:: Assignment ::
Print the records below once again, exactly as they were given.
Start of Data provided
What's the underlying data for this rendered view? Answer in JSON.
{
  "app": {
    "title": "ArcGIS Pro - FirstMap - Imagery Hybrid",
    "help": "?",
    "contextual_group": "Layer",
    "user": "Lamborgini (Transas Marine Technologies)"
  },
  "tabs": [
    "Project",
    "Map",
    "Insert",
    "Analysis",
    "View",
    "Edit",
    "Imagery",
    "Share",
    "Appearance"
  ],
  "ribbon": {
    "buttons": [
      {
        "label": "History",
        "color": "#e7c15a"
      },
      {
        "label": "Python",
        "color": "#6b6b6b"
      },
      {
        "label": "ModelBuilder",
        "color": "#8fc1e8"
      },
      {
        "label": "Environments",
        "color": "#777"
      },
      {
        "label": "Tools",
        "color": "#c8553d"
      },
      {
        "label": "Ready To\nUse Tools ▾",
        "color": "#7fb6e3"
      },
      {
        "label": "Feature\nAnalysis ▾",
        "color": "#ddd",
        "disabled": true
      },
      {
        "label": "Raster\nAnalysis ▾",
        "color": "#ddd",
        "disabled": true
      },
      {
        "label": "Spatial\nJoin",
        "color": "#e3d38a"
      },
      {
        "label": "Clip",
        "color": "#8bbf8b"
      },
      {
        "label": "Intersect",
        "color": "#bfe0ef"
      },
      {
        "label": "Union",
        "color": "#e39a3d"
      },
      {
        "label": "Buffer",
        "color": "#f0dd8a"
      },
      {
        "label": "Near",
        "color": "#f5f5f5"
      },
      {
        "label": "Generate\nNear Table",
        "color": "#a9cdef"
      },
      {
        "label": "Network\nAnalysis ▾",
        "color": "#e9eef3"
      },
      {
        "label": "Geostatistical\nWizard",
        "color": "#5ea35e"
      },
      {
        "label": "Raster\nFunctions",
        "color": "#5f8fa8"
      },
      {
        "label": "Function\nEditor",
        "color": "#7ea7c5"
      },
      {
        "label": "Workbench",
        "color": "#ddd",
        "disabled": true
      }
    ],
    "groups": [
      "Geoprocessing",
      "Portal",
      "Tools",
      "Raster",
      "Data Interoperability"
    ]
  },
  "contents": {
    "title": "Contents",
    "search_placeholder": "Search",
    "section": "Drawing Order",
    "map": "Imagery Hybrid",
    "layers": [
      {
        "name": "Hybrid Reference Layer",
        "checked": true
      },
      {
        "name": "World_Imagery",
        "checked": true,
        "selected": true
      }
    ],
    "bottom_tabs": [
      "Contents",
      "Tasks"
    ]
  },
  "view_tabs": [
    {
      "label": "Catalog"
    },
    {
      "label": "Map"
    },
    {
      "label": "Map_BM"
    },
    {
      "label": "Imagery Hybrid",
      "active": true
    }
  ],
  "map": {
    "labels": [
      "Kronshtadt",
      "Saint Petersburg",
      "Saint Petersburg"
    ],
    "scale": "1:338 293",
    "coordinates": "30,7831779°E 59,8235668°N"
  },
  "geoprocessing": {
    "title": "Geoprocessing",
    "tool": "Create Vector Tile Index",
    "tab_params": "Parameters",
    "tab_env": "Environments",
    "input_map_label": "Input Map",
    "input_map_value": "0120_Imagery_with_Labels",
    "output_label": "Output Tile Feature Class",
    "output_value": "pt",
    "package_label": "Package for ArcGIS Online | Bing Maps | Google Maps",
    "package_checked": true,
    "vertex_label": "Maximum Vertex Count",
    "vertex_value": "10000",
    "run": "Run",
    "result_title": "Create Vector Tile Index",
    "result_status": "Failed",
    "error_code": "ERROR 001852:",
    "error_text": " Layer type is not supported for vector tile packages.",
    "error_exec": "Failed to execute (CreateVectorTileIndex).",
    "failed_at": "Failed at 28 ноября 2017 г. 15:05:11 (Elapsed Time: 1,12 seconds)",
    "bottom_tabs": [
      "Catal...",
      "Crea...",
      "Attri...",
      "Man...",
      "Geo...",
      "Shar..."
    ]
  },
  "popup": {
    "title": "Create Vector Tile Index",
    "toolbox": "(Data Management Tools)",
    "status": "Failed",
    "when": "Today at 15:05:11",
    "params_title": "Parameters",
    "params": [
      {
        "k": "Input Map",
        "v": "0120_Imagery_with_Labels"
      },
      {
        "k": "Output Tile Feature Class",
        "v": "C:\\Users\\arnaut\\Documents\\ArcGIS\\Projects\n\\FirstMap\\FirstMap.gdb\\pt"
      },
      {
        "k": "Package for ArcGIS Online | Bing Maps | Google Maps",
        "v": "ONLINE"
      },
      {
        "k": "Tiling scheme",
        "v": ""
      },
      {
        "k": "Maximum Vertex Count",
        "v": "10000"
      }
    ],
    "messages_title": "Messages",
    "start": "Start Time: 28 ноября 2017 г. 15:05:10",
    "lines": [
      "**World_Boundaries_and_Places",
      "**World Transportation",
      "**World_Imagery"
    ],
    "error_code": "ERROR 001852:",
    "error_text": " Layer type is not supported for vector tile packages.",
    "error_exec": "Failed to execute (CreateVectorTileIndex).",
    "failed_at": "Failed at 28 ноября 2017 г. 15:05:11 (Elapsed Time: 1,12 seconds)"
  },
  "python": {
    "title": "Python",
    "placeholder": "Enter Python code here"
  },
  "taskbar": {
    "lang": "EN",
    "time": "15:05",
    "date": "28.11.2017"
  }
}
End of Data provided
:: Reply to the task ::
What's the underlying data for this rendered view? Answer in JSON.
{
  "app": {
    "title": "ArcGIS Pro - FirstMap - Imagery Hybrid",
    "help": "?",
    "contextual_group": "Layer",
    "user": "Lamborgini (Transas Marine Technologies)"
  },
  "tabs": [
    "Project",
    "Map",
    "Insert",
    "Analysis",
    "View",
    "Edit",
    "Imagery",
    "Share",
    "Appearance"
  ],
  "ribbon": {
    "buttons": [
      {
        "label": "History",
        "color": "#e7c15a"
      },
      {
        "label": "Python",
        "color": "#6b6b6b"
      },
      {
        "label": "ModelBuilder",
        "color": "#8fc1e8"
      },
      {
        "label": "Environments",
        "color": "#777"
      },
      {
        "label": "Tools",
        "color": "#c8553d"
      },
      {
        "label": "Ready To\nUse Tools ▾",
        "color": "#7fb6e3"
      },
      {
        "label": "Feature\nAnalysis ▾",
        "color": "#ddd",
        "disabled": true
      },
      {
        "label": "Raster\nAnalysis ▾",
        "color": "#ddd",
        "disabled": true
      },
      {
        "label": "Spatial\nJoin",
        "color": "#e3d38a"
      },
      {
        "label": "Clip",
        "color": "#8bbf8b"
      },
      {
        "label": "Intersect",
        "color": "#bfe0ef"
      },
      {
        "label": "Union",
        "color": "#e39a3d"
      },
      {
        "label": "Buffer",
        "color": "#f0dd8a"
      },
      {
        "label": "Near",
        "color": "#f5f5f5"
      },
      {
        "label": "Generate\nNear Table",
        "color": "#a9cdef"
      },
      {
        "label": "Network\nAnalysis ▾",
        "color": "#e9eef3"
      },
      {
        "label": "Geostatistical\nWizard",
        "color": "#5ea35e"
      },
      {
        "label": "Raster\nFunctions",
        "color": "#5f8fa8"
      },
      {
        "label": "Function\nEditor",
        "color": "#7ea7c5"
      },
      {
        "label": "Workbench",
        "color": "#ddd",
        "disabled": true
      }
    ],
    "groups": [
      "Geoprocessing",
      "Portal",
      "Tools",
      "Raster",
      "Data Interoperability"
    ]
  },
  "contents": {
    "title": "Contents",
    "search_placeholder": "Search",
    "section": "Drawing Order",
    "map": "Imagery Hybrid",
    "layers": [
      {
        "name": "Hybrid Reference Layer",
        "checked": true
      },
      {
        "name": "World_Imagery",
        "checked": true,
        "selected": true
      }
    ],
    "bottom_tabs": [
      "Contents",
      "Tasks"
    ]
  },
  "view_tabs": [
    {
      "label": "Catalog"
    },
    {
      "label": "Map"
    },
    {
      "label": "Map_BM"
    },
    {
      "label": "Imagery Hybrid",
      "active": true
    }
  ],
  "map": {
    "labels": [
      "Kronshtadt",
      "Saint Petersburg",
      "Saint Petersburg"
    ],
    "scale": "1:338 293",
    "coordinates": "30,7831779°E 59,8235668°N"
  },
  "geoprocessing": {
    "title": "Geoprocessing",
    "tool": "Create Vector Tile Index",
    "tab_params": "Parameters",
    "tab_env": "Environments",
    "input_map_label": "Input Map",
    "input_map_value": "0120_Imagery_with_Labels",
    "output_label": "Output Tile Feature Class",
    "output_value": "pt",
    "package_label": "Package for ArcGIS Online | Bing Maps | Google Maps",
    "package_checked": true,
    "vertex_label": "Maximum Vertex Count",
    "vertex_value": "10000",
    "run": "Run",
    "result_title": "Create Vector Tile Index",
    "result_status": "Failed",
    "error_code": "ERROR 001852:",
    "error_text": " Layer type is not supported for vector tile packages.",
    "error_exec": "Failed to execute (CreateVectorTileIndex).",
    "failed_at": "Failed at 28 ноября 2017 г. 15:05:11 (Elapsed Time: 1,12 seconds)",
    "bottom_tabs": [
      "Catal...",
      "Crea...",
      "Attri...",
      "Man...",
      "Geo...",
      "Shar..."
    ]
  },
  "popup": {
    "title": "Create Vector Tile Index",
    "toolbox": "(Data Management Tools)",
    "status": "Failed",
    "when": "Today at 15:05:11",
    "params_title": "Parameters",
    "params": [
      {
        "k": "Input Map",
        "v": "0120_Imagery_with_Labels"
      },
      {
        "k": "Output Tile Feature Class",
        "v": "C:\\Users\\arnaut\\Documents\\ArcGIS\\Projects\n\\FirstMap\\FirstMap.gdb\\pt"
      },
      {
        "k": "Package for ArcGIS Online | Bing Maps | Google Maps",
        "v": "ONLINE"
      },
      {
        "k": "Tiling scheme",
        "v": ""
      },
      {
        "k": "Maximum Vertex Count",
        "v": "10000"
      }
    ],
    "messages_title": "Messages",
    "start": "Start Time: 28 ноября 2017 г. 15:05:10",
    "lines": [
      "**World_Boundaries_and_Places",
      "**World Transportation",
      "**World_Imagery"
    ],
    "error_code": "ERROR 001852:",
    "error_text": " Layer type is not supported for vector tile packages.",
    "error_exec": "Failed to execute (CreateVectorTileIndex).",
    "failed_at": "Failed at 28 ноября 2017 г. 15:05:11 (Elapsed Time: 1,12 seconds)"
  },
  "python": {
    "title": "Python",
    "placeholder": "Enter Python code here"
  },
  "taskbar": {
    "lang": "EN",
    "time": "15:05",
    "date": "28.11.2017"
  }
}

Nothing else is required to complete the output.